◆ **Problem requirements**
Could you please write out each line of the records exactly, minus the pictures?

(Records from a data source)
============================================================

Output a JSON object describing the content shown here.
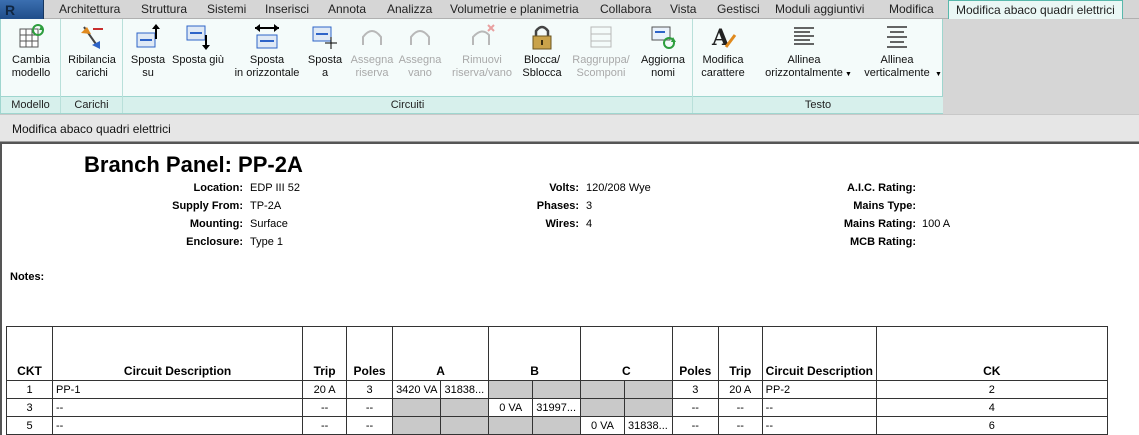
{
  "tabs": [
    {
      "label": "Architettura",
      "active": false
    },
    {
      "label": "Struttura",
      "active": false
    },
    {
      "label": "Sistemi",
      "active": false
    },
    {
      "label": "Inserisci",
      "active": false
    },
    {
      "label": "Annota",
      "active": false
    },
    {
      "label": "Analizza",
      "active": false
    },
    {
      "label": "Volumetrie e planimetria",
      "active": false
    },
    {
      "label": "Collabora",
      "active": false
    },
    {
      "label": "Vista",
      "active": false
    },
    {
      "label": "Gestisci",
      "active": false
    },
    {
      "label": "Moduli aggiuntivi",
      "active": false
    },
    {
      "label": "Modifica",
      "active": false
    },
    {
      "label": "Modifica abaco quadri elettrici",
      "active": true
    }
  ],
  "app_button": {
    "glyph": "R"
  },
  "ribbon": {
    "panels": {
      "modello": "Modello",
      "carichi": "Carichi",
      "circuiti": "Circuiti",
      "testo": "Testo"
    },
    "buttons": {
      "cambia_modello": "Cambia\nmodello",
      "ribilancia_carichi": "Ribilancia\ncarichi",
      "sposta_su": "Sposta\nsu",
      "sposta_giu": "Sposta giù",
      "sposta_orizzontale": "Sposta\nin orizzontale",
      "sposta_a": "Sposta\na",
      "assegna_riserva": "Assegna\nriserva",
      "assegna_vano": "Assegna\nvano",
      "rimuovi_riserva_vano": "Rimuovi\nriserva/vano",
      "blocca_sblocca": "Blocca/\nSblocca",
      "raggruppa_scomponi": "Raggruppa/\nScomponi",
      "aggiorna_nomi": "Aggiorna\nnomi",
      "modifica_carattere": "Modifica\ncarattere",
      "allinea_orizzontalmente": "Allinea\norizzontalmente",
      "allinea_verticalmente": "Allinea\nverticalmente"
    },
    "icons": {
      "cambia_modello": "table-swap-icon",
      "ribilancia_carichi": "rebalance-icon",
      "sposta_su": "move-up-icon",
      "sposta_giu": "move-down-icon",
      "sposta_orizzontale": "move-horizontal-icon",
      "sposta_a": "move-to-icon",
      "assegna_riserva": "assign-spare-icon",
      "assegna_vano": "assign-space-icon",
      "rimuovi_riserva_vano": "remove-spare-icon",
      "blocca_sblocca": "lock-icon",
      "raggruppa_scomponi": "group-icon",
      "aggiorna_nomi": "refresh-names-icon",
      "modifica_carattere": "font-icon",
      "allinea_orizzontalmente": "align-horizontal-icon",
      "allinea_verticalmente": "align-vertical-icon"
    }
  },
  "options_bar": {
    "label": "Modifica abaco quadri elettrici"
  },
  "schedule": {
    "title": "Branch Panel: PP-2A",
    "header": {
      "location_label": "Location:",
      "location_value": "EDP III 52",
      "supply_label": "Supply From:",
      "supply_value": "TP-2A",
      "mounting_label": "Mounting:",
      "mounting_value": "Surface",
      "enclosure_label": "Enclosure:",
      "enclosure_value": "Type 1",
      "volts_label": "Volts:",
      "volts_value": "120/208 Wye",
      "phases_label": "Phases:",
      "phases_value": "3",
      "wires_label": "Wires:",
      "wires_value": "4",
      "aic_label": "A.I.C. Rating:",
      "mains_type_label": "Mains Type:",
      "mains_rating_label": "Mains Rating:",
      "mains_rating_value": "100 A",
      "mcb_label": "MCB Rating:"
    },
    "notes_label": "Notes:",
    "columns": {
      "ckt_left": "CKT",
      "desc_left": "Circuit Description",
      "trip_left": "Trip",
      "poles_left": "Poles",
      "phase_a": "A",
      "phase_b": "B",
      "phase_c": "C",
      "poles_right": "Poles",
      "trip_right": "Trip",
      "desc_right": "Circuit Description",
      "ckt_right": "CK"
    },
    "rows": [
      {
        "ckt_l": "1",
        "desc_l": "PP-1",
        "trip_l": "20 A",
        "poles_l": "3",
        "a1": "3420 VA",
        "a2": "31838...",
        "b1": "",
        "b2": "",
        "c1": "",
        "c2": "",
        "poles_r": "3",
        "trip_r": "20 A",
        "desc_r": "PP-2",
        "ckt_r": "2"
      },
      {
        "ckt_l": "3",
        "desc_l": "--",
        "trip_l": "--",
        "poles_l": "--",
        "a1": "",
        "a2": "",
        "b1": "0 VA",
        "b2": "31997...",
        "c1": "",
        "c2": "",
        "poles_r": "--",
        "trip_r": "--",
        "desc_r": "--",
        "ckt_r": "4"
      },
      {
        "ckt_l": "5",
        "desc_l": "--",
        "trip_l": "--",
        "poles_l": "--",
        "a1": "",
        "a2": "",
        "b1": "",
        "b2": "",
        "c1": "0 VA",
        "c2": "31838...",
        "poles_r": "--",
        "trip_r": "--",
        "desc_r": "--",
        "ckt_r": "6"
      }
    ]
  }
}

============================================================

◆ **Exercise solution**
Output a JSON object describing the content shown here.
{
  "tabs": [
    {
      "label": "Architettura",
      "active": false
    },
    {
      "label": "Struttura",
      "active": false
    },
    {
      "label": "Sistemi",
      "active": false
    },
    {
      "label": "Inserisci",
      "active": false
    },
    {
      "label": "Annota",
      "active": false
    },
    {
      "label": "Analizza",
      "active": false
    },
    {
      "label": "Volumetrie e planimetria",
      "active": false
    },
    {
      "label": "Collabora",
      "active": false
    },
    {
      "label": "Vista",
      "active": false
    },
    {
      "label": "Gestisci",
      "active": false
    },
    {
      "label": "Moduli aggiuntivi",
      "active": false
    },
    {
      "label": "Modifica",
      "active": false
    },
    {
      "label": "Modifica abaco quadri elettrici",
      "active": true
    }
  ],
  "app_button": {
    "glyph": "R"
  },
  "ribbon": {
    "panels": {
      "modello": "Modello",
      "carichi": "Carichi",
      "circuiti": "Circuiti",
      "testo": "Testo"
    },
    "buttons": {
      "cambia_modello": "Cambia\nmodello",
      "ribilancia_carichi": "Ribilancia\ncarichi",
      "sposta_su": "Sposta\nsu",
      "sposta_giu": "Sposta giù",
      "sposta_orizzontale": "Sposta\nin orizzontale",
      "sposta_a": "Sposta\na",
      "assegna_riserva": "Assegna\nriserva",
      "assegna_vano": "Assegna\nvano",
      "rimuovi_riserva_vano": "Rimuovi\nriserva/vano",
      "blocca_sblocca": "Blocca/\nSblocca",
      "raggruppa_scomponi": "Raggruppa/\nScomponi",
      "aggiorna_nomi": "Aggiorna\nnomi",
      "modifica_carattere": "Modifica\ncarattere",
      "allinea_orizzontalmente": "Allinea\norizzontalmente",
      "allinea_verticalmente": "Allinea\nverticalmente"
    },
    "icons": {
      "cambia_modello": "table-swap-icon",
      "ribilancia_carichi": "rebalance-icon",
      "sposta_su": "move-up-icon",
      "sposta_giu": "move-down-icon",
      "sposta_orizzontale": "move-horizontal-icon",
      "sposta_a": "move-to-icon",
      "assegna_riserva": "assign-spare-icon",
      "assegna_vano": "assign-space-icon",
      "rimuovi_riserva_vano": "remove-spare-icon",
      "blocca_sblocca": "lock-icon",
      "raggruppa_scomponi": "group-icon",
      "aggiorna_nomi": "refresh-names-icon",
      "modifica_carattere": "font-icon",
      "allinea_orizzontalmente": "align-horizontal-icon",
      "allinea_verticalmente": "align-vertical-icon"
    }
  },
  "options_bar": {
    "label": "Modifica abaco quadri elettrici"
  },
  "schedule": {
    "title": "Branch Panel: PP-2A",
    "header": {
      "location_label": "Location:",
      "location_value": "EDP III 52",
      "supply_label": "Supply From:",
      "supply_value": "TP-2A",
      "mounting_label": "Mounting:",
      "mounting_value": "Surface",
      "enclosure_label": "Enclosure:",
      "enclosure_value": "Type 1",
      "volts_label": "Volts:",
      "volts_value": "120/208 Wye",
      "phases_label": "Phases:",
      "phases_value": "3",
      "wires_label": "Wires:",
      "wires_value": "4",
      "aic_label": "A.I.C. Rating:",
      "mains_type_label": "Mains Type:",
      "mains_rating_label": "Mains Rating:",
      "mains_rating_value": "100 A",
      "mcb_label": "MCB Rating:"
    },
    "notes_label": "Notes:",
    "columns": {
      "ckt_left": "CKT",
      "desc_left": "Circuit Description",
      "trip_left": "Trip",
      "poles_left": "Poles",
      "phase_a": "A",
      "phase_b": "B",
      "phase_c": "C",
      "poles_right": "Poles",
      "trip_right": "Trip",
      "desc_right": "Circuit Description",
      "ckt_right": "CK"
    },
    "rows": [
      {
        "ckt_l": "1",
        "desc_l": "PP-1",
        "trip_l": "20 A",
        "poles_l": "3",
        "a1": "3420 VA",
        "a2": "31838...",
        "b1": "",
        "b2": "",
        "c1": "",
        "c2": "",
        "poles_r": "3",
        "trip_r": "20 A",
        "desc_r": "PP-2",
        "ckt_r": "2"
      },
      {
        "ckt_l": "3",
        "desc_l": "--",
        "trip_l": "--",
        "poles_l": "--",
        "a1": "",
        "a2": "",
        "b1": "0 VA",
        "b2": "31997...",
        "c1": "",
        "c2": "",
        "poles_r": "--",
        "trip_r": "--",
        "desc_r": "--",
        "ckt_r": "4"
      },
      {
        "ckt_l": "5",
        "desc_l": "--",
        "trip_l": "--",
        "poles_l": "--",
        "a1": "",
        "a2": "",
        "b1": "",
        "b2": "",
        "c1": "0 VA",
        "c2": "31838...",
        "poles_r": "--",
        "trip_r": "--",
        "desc_r": "--",
        "ckt_r": "6"
      }
    ]
  }
}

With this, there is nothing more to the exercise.